(Exercise materials Opens)

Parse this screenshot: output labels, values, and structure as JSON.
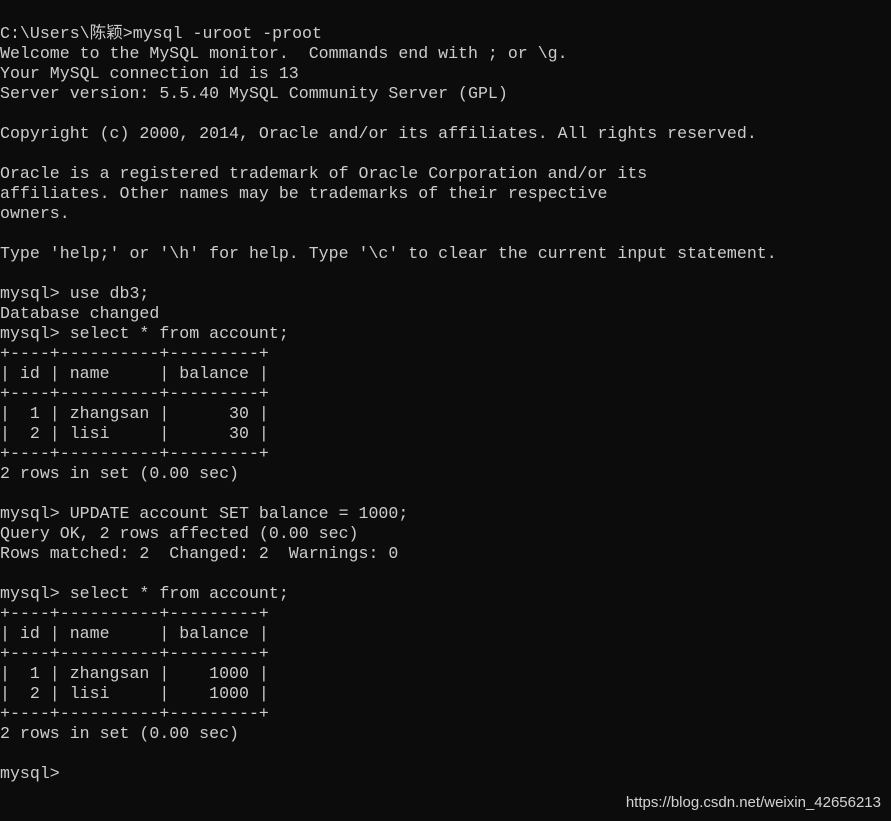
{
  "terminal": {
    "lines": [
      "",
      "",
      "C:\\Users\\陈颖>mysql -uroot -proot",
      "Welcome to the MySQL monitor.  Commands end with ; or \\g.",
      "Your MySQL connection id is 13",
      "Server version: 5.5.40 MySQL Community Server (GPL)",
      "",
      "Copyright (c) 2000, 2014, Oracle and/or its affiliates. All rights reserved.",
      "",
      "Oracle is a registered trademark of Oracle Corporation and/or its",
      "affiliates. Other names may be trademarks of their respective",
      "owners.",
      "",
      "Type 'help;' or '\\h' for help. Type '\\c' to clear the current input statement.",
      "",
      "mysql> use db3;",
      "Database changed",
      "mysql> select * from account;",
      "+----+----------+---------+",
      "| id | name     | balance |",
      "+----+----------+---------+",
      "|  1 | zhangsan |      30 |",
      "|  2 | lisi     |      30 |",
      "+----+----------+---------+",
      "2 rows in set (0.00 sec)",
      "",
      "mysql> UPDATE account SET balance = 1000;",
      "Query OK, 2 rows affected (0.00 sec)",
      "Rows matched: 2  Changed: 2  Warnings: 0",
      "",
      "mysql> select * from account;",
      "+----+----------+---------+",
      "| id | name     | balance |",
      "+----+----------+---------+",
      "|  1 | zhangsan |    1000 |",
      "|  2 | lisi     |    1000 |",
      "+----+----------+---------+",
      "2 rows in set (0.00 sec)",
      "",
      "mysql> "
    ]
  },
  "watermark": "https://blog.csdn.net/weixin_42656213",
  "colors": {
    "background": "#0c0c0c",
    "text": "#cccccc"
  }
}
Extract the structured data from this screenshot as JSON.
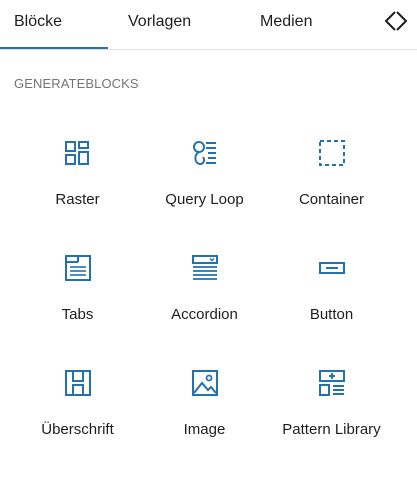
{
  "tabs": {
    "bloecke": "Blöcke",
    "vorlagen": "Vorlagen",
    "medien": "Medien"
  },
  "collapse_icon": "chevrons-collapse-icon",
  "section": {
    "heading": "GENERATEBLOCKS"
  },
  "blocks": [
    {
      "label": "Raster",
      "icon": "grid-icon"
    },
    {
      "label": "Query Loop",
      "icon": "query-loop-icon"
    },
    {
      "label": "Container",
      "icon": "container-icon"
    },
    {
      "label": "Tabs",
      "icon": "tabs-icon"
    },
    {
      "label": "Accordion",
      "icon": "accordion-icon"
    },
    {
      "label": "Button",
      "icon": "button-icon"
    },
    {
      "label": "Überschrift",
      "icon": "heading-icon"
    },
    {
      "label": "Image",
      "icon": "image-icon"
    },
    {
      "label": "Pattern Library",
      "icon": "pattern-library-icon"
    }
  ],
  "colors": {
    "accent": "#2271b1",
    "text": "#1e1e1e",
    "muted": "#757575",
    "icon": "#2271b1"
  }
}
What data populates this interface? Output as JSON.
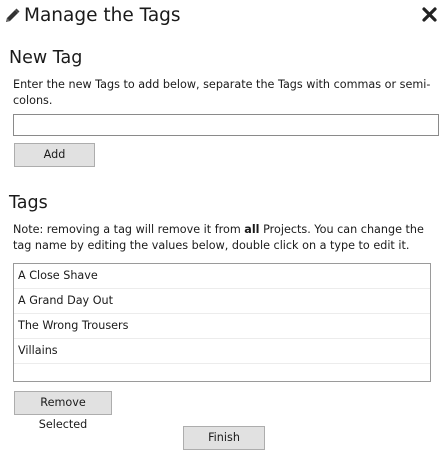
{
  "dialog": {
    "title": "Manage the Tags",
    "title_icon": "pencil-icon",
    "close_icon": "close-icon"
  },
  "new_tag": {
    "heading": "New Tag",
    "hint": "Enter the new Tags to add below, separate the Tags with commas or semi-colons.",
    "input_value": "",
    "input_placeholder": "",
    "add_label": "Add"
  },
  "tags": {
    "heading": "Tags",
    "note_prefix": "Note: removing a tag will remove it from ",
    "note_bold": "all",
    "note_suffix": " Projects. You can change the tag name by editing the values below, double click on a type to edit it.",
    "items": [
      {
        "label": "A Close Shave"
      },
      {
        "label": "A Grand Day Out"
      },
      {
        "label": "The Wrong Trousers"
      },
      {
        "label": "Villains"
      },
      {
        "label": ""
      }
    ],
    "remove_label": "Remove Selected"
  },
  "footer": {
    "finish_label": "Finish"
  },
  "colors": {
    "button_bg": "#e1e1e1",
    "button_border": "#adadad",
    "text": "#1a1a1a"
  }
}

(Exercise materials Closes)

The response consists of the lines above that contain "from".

Reply:
      "mysql> select * from account;",
      "mysql> select * from account;",
Extract the structured data from this screenshot as JSON.
    "note_prefix": "Note: removing a tag will remove it from ",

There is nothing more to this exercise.